Scan the data below and state how many of its lines contain the word "this", giving only the figure.
++++ GIVEN INFORMATION
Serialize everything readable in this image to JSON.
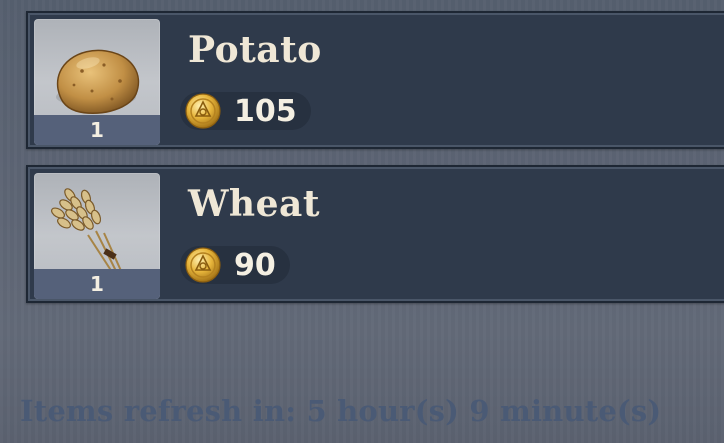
{
  "items": [
    {
      "name": "Potato",
      "count": "1",
      "price": "105",
      "icon": "potato-icon"
    },
    {
      "name": "Wheat",
      "count": "1",
      "price": "90",
      "icon": "wheat-icon"
    }
  ],
  "currency_icon": "mora-coin-icon",
  "refresh_text": "Items refresh in: 5 hour(s) 9 minute(s)",
  "colors": {
    "card_bg": "#2f3a4b",
    "name_text": "#efe7d6",
    "refresh_text": "#4a5a75",
    "coin_gold": "#e7b53b"
  }
}
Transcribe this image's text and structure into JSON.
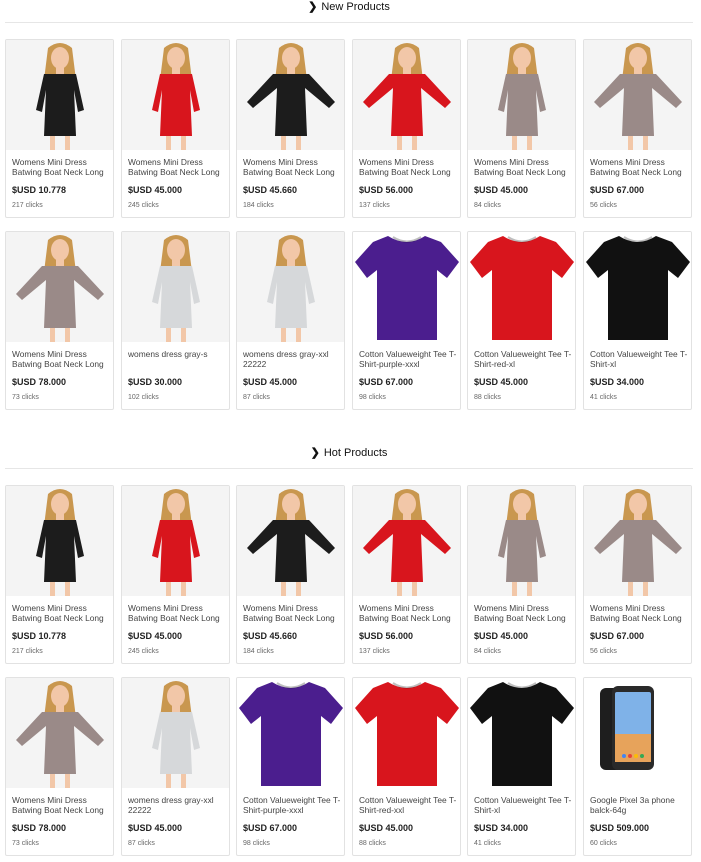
{
  "sections": [
    {
      "title": "New Products",
      "rows": [
        [
          {
            "name": "Womens Mini Dress Batwing Boat Neck Long",
            "price": "$USD 10.778",
            "clicks": "217 clicks",
            "thumb": "dress",
            "color": "#1c1c1c",
            "icon": "black-dress-image"
          },
          {
            "name": "Womens Mini Dress Batwing Boat Neck Long",
            "price": "$USD 45.000",
            "clicks": "245 clicks",
            "thumb": "dress",
            "color": "#d8151d",
            "icon": "red-dress-image"
          },
          {
            "name": "Womens Mini Dress Batwing Boat Neck Long",
            "price": "$USD 45.660",
            "clicks": "184 clicks",
            "thumb": "dress-wide",
            "color": "#1c1c1c",
            "icon": "black-batwing-dress-image"
          },
          {
            "name": "Womens Mini Dress Batwing Boat Neck Long",
            "price": "$USD 56.000",
            "clicks": "137 clicks",
            "thumb": "dress-wide",
            "color": "#d8151d",
            "icon": "red-batwing-dress-image"
          },
          {
            "name": "Womens Mini Dress Batwing Boat Neck Long",
            "price": "$USD 45.000",
            "clicks": "84 clicks",
            "thumb": "dress",
            "color": "#9a8a88",
            "icon": "taupe-dress-image"
          },
          {
            "name": "Womens Mini Dress Batwing Boat Neck Long",
            "price": "$USD 67.000",
            "clicks": "56 clicks",
            "thumb": "dress-wide",
            "color": "#9a8a88",
            "icon": "taupe-batwing-dress-image"
          }
        ],
        [
          {
            "name": "Womens Mini Dress Batwing Boat Neck Long",
            "price": "$USD 78.000",
            "clicks": "73 clicks",
            "thumb": "dress-wide",
            "color": "#9a8a88",
            "icon": "taupe-dress-back-image"
          },
          {
            "name": "womens dress gray-s",
            "price": "$USD 30.000",
            "clicks": "102 clicks",
            "thumb": "dress",
            "color": "#d6d8da",
            "icon": "gray-dress-image"
          },
          {
            "name": "womens dress gray-xxl 22222",
            "price": "$USD 45.000",
            "clicks": "87 clicks",
            "thumb": "dress",
            "color": "#d6d8da",
            "icon": "gray-dress-image"
          },
          {
            "name": "Cotton Valueweight Tee T-Shirt-purple-xxxl",
            "price": "$USD 67.000",
            "clicks": "98 clicks",
            "thumb": "tshirt",
            "color": "#4b1e8e",
            "icon": "purple-tshirt-image"
          },
          {
            "name": "Cotton Valueweight Tee T-Shirt-red-xl",
            "price": "$USD 45.000",
            "clicks": "88 clicks",
            "thumb": "tshirt",
            "color": "#d8151d",
            "icon": "red-tshirt-image"
          },
          {
            "name": "Cotton Valueweight Tee T-Shirt-xl",
            "price": "$USD 34.000",
            "clicks": "41 clicks",
            "thumb": "tshirt",
            "color": "#111111",
            "icon": "black-tshirt-image"
          }
        ]
      ]
    },
    {
      "title": "Hot Products",
      "rows": [
        [
          {
            "name": "Womens Mini Dress Batwing Boat Neck Long",
            "price": "$USD 10.778",
            "clicks": "217 clicks",
            "thumb": "dress",
            "color": "#1c1c1c",
            "icon": "black-dress-image"
          },
          {
            "name": "Womens Mini Dress Batwing Boat Neck Long",
            "price": "$USD 45.000",
            "clicks": "245 clicks",
            "thumb": "dress",
            "color": "#d8151d",
            "icon": "red-dress-image"
          },
          {
            "name": "Womens Mini Dress Batwing Boat Neck Long",
            "price": "$USD 45.660",
            "clicks": "184 clicks",
            "thumb": "dress-wide",
            "color": "#1c1c1c",
            "icon": "black-batwing-dress-image"
          },
          {
            "name": "Womens Mini Dress Batwing Boat Neck Long",
            "price": "$USD 56.000",
            "clicks": "137 clicks",
            "thumb": "dress-wide",
            "color": "#d8151d",
            "icon": "red-batwing-dress-image"
          },
          {
            "name": "Womens Mini Dress Batwing Boat Neck Long",
            "price": "$USD 45.000",
            "clicks": "84 clicks",
            "thumb": "dress",
            "color": "#9a8a88",
            "icon": "taupe-dress-image"
          },
          {
            "name": "Womens Mini Dress Batwing Boat Neck Long",
            "price": "$USD 67.000",
            "clicks": "56 clicks",
            "thumb": "dress-wide",
            "color": "#9a8a88",
            "icon": "taupe-batwing-dress-image"
          }
        ],
        [
          {
            "name": "Womens Mini Dress Batwing Boat Neck Long",
            "price": "$USD 78.000",
            "clicks": "73 clicks",
            "thumb": "dress-wide",
            "color": "#9a8a88",
            "icon": "taupe-dress-back-image"
          },
          {
            "name": "womens dress gray-xxl 22222",
            "price": "$USD 45.000",
            "clicks": "87 clicks",
            "thumb": "dress",
            "color": "#d6d8da",
            "icon": "gray-dress-image"
          },
          {
            "name": "Cotton Valueweight Tee T-Shirt-purple-xxxl",
            "price": "$USD 67.000",
            "clicks": "98 clicks",
            "thumb": "tshirt",
            "color": "#4b1e8e",
            "icon": "purple-tshirt-image"
          },
          {
            "name": "Cotton Valueweight Tee T-Shirt-red-xxl",
            "price": "$USD 45.000",
            "clicks": "88 clicks",
            "thumb": "tshirt",
            "color": "#d8151d",
            "icon": "red-tshirt-image"
          },
          {
            "name": "Cotton Valueweight Tee T-Shirt-xl",
            "price": "$USD 34.000",
            "clicks": "41 clicks",
            "thumb": "tshirt",
            "color": "#111111",
            "icon": "black-tshirt-image"
          },
          {
            "name": "Google Pixel 3a phone balck-64g",
            "price": "$USD 509.000",
            "clicks": "60 clicks",
            "thumb": "phone",
            "color": "#222222",
            "icon": "phone-image"
          }
        ]
      ]
    }
  ]
}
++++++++
RESULT
2